This love for making my favorite drink easily seeps into everyday life outside of the hours I get paid to do my job. While at first it might be easy to separate work life and outside life, over time the line becomes blurred, and instead of life feeling like work, work feels like life. This sort of attachment has several ups and downs.
|They say a picture is worth a thousand words, but I don't think this one is actually worth that much.|
The positive aspects of this is summed up nicely in the common phrase, "If you love what you do you never work a day in your life." The negatives come from the way issues that may arise from work affect my personal life in a more profound way. When the issues were ones I knew I could deal with the stress levels were actually kind of nice. It brought a sense of progress and hard work to my everyday life. Alternatively, when the issues were out of my hands and I had trouble affecting the outcome for the better the negative impact on my personal life was very great. These issues were generally not that I couldn't do the job but that someone wouldn't let me do the job, which is common in larger companies and government/education jobs. When a co-worker leaves the company or industry it's almost like they don't want to be friends with me anymore. I know this isn't true but a connection is being severed and it's easy to take it personally.
So when an industry like the one I'm in has treated me so well, has been optimistic and taken risks with me (which I think have paid off), and has seemingly set standards for knowledge, sharing, and overall camaraderie doesn't meet those standards, it almost feels like a betrayal. And my reaction can be unpredictable.

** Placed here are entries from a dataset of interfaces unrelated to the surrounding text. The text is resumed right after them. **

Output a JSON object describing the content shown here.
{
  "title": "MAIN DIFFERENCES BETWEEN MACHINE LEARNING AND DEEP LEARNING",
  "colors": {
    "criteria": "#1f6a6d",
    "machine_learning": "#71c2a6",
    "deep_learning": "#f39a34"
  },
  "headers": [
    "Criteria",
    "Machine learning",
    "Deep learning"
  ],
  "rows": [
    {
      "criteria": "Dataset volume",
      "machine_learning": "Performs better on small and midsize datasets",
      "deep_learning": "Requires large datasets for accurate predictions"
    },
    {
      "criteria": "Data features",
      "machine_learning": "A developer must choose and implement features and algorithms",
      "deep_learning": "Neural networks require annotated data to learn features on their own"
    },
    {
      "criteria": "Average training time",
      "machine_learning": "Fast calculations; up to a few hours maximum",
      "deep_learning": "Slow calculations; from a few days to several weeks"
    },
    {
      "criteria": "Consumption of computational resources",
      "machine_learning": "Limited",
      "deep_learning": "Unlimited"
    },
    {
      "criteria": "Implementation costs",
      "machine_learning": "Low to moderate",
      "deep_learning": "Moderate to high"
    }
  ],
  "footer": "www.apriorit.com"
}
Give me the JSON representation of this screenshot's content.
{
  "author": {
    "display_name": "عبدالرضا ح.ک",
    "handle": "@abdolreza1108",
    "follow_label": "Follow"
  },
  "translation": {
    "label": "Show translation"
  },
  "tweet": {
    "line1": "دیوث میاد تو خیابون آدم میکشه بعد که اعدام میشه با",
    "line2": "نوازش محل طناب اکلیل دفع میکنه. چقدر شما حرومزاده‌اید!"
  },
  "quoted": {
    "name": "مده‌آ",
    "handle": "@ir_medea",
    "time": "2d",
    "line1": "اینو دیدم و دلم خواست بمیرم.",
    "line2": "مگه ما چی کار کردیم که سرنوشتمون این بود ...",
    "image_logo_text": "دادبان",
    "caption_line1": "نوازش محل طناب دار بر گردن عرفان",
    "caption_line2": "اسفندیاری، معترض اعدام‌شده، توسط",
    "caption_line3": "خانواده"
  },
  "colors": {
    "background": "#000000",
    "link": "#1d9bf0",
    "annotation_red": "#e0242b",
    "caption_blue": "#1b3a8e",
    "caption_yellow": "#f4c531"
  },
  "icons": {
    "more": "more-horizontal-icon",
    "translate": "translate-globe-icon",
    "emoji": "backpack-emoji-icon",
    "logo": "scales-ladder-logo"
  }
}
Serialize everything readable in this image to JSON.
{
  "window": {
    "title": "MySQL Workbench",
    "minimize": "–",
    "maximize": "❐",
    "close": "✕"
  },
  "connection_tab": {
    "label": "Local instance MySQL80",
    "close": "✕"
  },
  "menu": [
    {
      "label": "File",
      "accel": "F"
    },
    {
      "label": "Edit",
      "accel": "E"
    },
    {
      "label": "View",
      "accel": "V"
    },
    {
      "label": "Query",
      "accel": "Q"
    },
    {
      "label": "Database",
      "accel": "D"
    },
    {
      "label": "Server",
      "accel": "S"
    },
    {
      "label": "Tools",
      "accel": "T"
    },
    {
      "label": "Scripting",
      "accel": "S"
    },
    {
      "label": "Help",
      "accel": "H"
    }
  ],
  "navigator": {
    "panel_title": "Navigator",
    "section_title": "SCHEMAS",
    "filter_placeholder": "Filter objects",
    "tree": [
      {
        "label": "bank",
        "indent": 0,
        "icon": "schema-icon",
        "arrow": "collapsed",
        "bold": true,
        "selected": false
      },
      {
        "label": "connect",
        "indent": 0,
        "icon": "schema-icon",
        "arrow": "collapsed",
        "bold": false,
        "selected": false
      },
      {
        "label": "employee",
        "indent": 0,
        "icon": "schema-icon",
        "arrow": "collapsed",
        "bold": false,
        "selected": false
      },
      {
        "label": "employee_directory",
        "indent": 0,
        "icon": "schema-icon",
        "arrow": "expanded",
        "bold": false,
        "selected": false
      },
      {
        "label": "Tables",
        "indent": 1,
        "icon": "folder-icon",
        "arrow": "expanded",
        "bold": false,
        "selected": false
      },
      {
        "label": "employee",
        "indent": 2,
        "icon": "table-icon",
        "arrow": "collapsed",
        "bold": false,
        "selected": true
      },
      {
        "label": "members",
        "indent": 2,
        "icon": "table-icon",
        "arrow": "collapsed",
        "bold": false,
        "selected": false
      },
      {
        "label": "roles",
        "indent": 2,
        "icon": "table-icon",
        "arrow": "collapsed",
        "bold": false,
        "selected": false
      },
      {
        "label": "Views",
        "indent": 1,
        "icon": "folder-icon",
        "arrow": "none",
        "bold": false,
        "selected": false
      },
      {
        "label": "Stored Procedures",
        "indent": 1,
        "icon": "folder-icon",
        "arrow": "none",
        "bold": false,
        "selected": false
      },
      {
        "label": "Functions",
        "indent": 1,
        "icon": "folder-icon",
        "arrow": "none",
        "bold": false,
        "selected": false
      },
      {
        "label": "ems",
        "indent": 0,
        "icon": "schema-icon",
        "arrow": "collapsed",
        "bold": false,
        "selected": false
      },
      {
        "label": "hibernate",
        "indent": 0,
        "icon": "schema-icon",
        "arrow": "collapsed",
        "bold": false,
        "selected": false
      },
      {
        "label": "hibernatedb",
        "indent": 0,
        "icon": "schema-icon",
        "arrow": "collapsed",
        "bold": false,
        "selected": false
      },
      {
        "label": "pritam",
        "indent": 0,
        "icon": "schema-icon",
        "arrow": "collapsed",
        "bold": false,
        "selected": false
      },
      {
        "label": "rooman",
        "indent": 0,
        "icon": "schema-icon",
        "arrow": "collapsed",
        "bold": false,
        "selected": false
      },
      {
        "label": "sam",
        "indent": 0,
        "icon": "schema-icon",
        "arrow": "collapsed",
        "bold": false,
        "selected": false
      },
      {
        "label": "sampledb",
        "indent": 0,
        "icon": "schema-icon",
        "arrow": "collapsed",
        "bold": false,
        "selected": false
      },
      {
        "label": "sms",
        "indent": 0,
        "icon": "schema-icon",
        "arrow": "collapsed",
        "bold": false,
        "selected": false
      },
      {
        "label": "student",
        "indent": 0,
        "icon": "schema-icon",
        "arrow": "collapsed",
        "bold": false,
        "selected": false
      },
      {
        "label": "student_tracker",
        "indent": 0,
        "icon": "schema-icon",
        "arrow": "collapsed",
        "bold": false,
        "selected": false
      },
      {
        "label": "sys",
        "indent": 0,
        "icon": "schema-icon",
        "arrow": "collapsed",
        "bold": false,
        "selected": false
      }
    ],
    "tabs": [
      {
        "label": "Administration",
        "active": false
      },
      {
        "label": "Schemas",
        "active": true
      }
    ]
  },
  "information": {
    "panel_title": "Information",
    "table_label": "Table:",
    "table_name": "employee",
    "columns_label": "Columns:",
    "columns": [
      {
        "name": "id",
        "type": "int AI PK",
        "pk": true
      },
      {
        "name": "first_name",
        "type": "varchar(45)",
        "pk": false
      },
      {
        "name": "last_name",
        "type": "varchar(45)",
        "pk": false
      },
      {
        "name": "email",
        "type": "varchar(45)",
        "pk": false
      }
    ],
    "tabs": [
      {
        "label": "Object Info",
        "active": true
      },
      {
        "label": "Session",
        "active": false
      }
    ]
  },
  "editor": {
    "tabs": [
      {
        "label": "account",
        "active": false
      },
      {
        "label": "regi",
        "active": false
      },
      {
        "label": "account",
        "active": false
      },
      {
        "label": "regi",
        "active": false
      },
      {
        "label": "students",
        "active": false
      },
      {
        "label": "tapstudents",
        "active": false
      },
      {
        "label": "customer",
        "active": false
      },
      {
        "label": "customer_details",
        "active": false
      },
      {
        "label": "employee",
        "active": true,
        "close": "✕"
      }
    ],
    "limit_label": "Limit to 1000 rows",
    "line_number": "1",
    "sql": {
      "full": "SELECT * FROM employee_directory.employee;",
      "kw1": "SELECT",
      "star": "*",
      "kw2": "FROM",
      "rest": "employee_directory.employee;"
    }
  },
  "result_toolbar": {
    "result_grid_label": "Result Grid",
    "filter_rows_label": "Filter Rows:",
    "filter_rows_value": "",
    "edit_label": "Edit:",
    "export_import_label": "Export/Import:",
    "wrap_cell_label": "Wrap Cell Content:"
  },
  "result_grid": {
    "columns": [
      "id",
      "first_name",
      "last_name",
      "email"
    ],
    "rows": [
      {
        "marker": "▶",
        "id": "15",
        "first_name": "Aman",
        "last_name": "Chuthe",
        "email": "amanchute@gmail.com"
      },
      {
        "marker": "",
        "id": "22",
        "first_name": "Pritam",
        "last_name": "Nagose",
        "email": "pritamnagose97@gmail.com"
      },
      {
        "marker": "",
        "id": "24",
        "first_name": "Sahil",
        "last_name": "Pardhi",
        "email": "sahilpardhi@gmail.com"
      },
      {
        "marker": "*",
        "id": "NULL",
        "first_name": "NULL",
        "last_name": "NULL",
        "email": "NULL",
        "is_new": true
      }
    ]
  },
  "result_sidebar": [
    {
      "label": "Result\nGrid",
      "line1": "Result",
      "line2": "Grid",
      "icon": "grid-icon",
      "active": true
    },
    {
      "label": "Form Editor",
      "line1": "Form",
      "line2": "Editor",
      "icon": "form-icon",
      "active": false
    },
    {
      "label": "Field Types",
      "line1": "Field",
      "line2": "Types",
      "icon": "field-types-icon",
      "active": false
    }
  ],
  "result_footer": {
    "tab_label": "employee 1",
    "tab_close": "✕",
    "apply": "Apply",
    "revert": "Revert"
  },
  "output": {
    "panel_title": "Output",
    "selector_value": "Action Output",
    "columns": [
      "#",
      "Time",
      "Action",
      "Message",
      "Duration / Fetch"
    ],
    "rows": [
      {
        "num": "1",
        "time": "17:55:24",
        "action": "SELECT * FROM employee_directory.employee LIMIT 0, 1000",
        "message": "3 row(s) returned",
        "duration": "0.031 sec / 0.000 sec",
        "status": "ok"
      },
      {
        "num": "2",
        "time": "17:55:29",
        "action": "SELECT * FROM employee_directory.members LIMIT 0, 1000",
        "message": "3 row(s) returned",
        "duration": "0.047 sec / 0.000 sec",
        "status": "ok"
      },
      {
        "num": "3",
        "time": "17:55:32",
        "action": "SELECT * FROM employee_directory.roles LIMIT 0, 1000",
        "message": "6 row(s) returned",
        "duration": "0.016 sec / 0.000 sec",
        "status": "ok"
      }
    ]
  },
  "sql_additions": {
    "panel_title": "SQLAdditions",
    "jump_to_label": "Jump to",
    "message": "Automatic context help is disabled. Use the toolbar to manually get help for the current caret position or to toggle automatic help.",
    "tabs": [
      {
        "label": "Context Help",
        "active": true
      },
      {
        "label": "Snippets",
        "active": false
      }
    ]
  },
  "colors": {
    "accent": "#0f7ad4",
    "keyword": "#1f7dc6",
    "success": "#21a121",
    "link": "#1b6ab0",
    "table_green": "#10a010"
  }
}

So maybe the solution to this problem is to ultimately separate work from personal life. But as a person who is passionate about everything I do, I'm not sure if it's possible. Maybe only if I get let down again will I be able to achieve that. But at that point I think I would try to find a new love.